The UK is an island nation. And within the UK, we have many, many islands. The exact extent of the coastline depends on how many details one measures it. But even a conservative estimation will put the figure at around 22,000 miles. And during my adventures, travels, and filming, some of which included the last four seasons of the BBC’s aptly named ‘Coast’, I got a chance to see the vast diversity of our famous and those lesser-known stretches of where the countryside meets the sea.
As a personal preference, since I enjoy coastal activities like diving, snorkelling, sea-kayaking, climbing and wildlife spotting, I tend to the more rugged. Rocks, cliffs, caves and reefs make for more interesting geography. However, I’ll not deny the sense of calm and freedom offered by some of the spectacular sandy beaches we have strewn around Britain. I have spent many weeks camping in Devon, Cornwall, Pembrokeshire, up the West coast of Scotland, The Hebrides and Orkney and I’d return to all of them in an instant. We also have some stunning spots to park up for a short spell and do a bit of wild coastal camping. One of my favourites is Cape Wrath- the wild north-western tip of the country. The road winds through the Assynt mountains and past numerous other beautiful west coast spots like Kinlochbervie until you reach the Cape, which has an end-of-the-world (in the far-flung sense rather than anything apocalyptic) charm.
Coastal camping is also great fun for kids!
Then there is the potential of those tiny sea-side camping spots that often get overlooked. Many rural, coastal businesses have created some camping spaces as a secondary service, taking advantage of the explosion in the popularity of camping since the pandemic. Others, like Porthkerris Dive Centre in Cornwall, are one of my favourite spots! They have half a dozen serviced pitches for motorhomes and caravans in a private cove. These gems aren’t always easy to find, but they are worth the effort of searching out.
Who doesn't love a barbeque by the coast?
And we needn’t confine our coastal sojourns to Britain. I made a detailed plan for a fortnight hugging the Southern Irish coast in my Adamo last summer, only to be scuppered by continued travel restrictions. But the plans remain extant. Instead, we took the motorhome over to Jersey, where you are never more than a few miles from the sea, and the entire island’s coast is a chain of incredible beaches (each one well supported by car parks, toilets, and free showers). We take the overnight ferry to France most years (2020 notwithstanding for obvious reasons) to camp along the Brittany, Normandy, and Pays de la Loire coastlines.

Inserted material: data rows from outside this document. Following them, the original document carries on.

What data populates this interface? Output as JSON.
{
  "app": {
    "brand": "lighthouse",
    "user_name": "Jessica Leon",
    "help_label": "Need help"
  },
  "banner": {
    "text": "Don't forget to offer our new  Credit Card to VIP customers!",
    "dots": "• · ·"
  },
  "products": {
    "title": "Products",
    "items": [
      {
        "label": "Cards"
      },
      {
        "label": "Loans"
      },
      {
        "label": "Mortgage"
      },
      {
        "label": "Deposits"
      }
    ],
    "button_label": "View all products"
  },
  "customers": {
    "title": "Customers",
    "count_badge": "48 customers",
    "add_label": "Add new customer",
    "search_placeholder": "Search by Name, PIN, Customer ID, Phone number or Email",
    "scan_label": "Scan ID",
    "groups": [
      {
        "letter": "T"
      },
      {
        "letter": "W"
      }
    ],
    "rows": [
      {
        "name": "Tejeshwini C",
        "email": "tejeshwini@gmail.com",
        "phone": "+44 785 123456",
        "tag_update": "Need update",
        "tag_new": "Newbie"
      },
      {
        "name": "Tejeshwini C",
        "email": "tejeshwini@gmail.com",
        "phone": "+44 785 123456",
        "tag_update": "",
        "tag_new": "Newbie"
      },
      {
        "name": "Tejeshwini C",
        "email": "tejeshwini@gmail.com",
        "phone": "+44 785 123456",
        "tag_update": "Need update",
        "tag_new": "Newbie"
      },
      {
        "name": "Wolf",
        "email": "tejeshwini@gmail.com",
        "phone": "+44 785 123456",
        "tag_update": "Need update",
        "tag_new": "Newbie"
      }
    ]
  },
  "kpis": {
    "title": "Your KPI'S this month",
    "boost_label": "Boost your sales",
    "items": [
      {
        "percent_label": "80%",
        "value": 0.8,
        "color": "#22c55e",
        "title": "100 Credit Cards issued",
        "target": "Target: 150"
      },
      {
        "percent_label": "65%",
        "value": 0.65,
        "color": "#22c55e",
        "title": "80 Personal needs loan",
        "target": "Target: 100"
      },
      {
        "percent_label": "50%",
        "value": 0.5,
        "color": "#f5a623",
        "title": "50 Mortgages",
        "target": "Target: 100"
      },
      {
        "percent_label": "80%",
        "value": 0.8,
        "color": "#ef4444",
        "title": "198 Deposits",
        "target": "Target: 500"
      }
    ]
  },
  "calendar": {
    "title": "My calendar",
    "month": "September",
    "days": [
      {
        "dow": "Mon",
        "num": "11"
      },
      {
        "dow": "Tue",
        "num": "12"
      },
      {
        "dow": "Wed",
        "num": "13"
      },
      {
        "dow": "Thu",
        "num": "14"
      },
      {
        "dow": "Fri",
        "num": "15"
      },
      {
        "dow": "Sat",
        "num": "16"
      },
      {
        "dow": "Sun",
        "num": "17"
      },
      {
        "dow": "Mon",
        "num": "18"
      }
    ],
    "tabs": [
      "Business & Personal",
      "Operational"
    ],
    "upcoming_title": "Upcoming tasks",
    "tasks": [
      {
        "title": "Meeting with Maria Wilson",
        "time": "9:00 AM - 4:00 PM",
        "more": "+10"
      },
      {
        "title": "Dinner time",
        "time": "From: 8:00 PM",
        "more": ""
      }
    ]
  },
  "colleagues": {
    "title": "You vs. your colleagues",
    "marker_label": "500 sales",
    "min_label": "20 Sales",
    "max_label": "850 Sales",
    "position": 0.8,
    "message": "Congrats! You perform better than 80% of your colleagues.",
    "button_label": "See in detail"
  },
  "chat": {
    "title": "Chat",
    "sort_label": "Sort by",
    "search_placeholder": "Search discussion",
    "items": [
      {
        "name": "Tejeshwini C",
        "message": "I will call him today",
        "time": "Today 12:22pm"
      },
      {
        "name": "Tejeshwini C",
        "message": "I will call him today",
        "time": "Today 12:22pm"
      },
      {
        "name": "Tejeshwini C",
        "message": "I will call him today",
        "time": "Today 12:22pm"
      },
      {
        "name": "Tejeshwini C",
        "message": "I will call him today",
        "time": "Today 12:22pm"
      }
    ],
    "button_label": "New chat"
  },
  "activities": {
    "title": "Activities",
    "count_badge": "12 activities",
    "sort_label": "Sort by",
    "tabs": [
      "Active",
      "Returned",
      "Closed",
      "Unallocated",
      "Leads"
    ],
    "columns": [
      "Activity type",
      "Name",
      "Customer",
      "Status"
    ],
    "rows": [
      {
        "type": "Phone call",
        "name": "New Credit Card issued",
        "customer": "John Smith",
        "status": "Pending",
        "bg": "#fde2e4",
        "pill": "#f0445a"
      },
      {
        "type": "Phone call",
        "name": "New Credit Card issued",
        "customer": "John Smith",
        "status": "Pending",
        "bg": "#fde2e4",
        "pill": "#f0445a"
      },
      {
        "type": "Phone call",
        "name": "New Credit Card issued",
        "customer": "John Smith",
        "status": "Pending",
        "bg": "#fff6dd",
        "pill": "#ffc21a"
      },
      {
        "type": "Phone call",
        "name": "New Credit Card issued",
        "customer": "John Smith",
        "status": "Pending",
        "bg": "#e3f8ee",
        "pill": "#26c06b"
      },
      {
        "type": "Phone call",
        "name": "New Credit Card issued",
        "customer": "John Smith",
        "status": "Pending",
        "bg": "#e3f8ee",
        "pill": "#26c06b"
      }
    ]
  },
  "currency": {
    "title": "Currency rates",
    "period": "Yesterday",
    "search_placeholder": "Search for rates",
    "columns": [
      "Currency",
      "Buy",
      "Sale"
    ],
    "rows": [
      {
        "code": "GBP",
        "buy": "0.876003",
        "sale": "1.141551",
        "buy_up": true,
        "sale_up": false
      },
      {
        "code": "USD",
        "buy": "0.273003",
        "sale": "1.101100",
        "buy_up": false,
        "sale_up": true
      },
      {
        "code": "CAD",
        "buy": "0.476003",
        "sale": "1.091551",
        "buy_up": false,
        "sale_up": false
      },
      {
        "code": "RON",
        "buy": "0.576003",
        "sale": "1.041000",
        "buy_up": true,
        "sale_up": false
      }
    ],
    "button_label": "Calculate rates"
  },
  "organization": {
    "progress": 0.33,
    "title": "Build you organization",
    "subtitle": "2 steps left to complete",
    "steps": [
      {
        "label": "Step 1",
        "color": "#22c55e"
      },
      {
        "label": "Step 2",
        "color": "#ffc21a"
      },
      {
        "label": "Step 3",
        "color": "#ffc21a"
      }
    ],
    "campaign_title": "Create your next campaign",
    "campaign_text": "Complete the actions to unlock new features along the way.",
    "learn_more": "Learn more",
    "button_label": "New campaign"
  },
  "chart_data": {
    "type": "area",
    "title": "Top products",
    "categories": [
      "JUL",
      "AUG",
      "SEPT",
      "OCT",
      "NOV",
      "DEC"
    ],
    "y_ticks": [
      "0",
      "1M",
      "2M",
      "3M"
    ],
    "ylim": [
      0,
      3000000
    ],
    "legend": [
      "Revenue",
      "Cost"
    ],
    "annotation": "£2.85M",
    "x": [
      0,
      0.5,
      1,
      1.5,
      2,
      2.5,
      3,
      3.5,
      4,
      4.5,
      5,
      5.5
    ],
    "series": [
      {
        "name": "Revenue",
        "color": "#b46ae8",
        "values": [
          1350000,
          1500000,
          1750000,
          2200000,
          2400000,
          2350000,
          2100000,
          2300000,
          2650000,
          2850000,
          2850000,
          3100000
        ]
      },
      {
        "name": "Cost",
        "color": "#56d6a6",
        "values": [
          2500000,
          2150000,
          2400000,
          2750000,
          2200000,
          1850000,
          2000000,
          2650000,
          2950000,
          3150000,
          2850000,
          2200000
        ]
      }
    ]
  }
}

This summer, we’re heading to the Alps- probably about as un-coastal as you can get. But we’ll still be stopping by the sea for a few days before we catch our ferry home from St Malo.
Our trip to Jersey in August 2021
Our plans in 2023, and one we originally made for 2020, is to take the Bailey motorhome to the South coast of France, Southern Spain, and Gibraltar. Who knows? We may even make it over the Mediterranean Sea to Morocco. And with ferries allowing travel by motorhome or caravan in Southern Europe to islands like Corsica, Sardinia, Scilly, and a long list of Greek islands no matter how much time you have you’ll run out of it before you ever run out of coast to camp.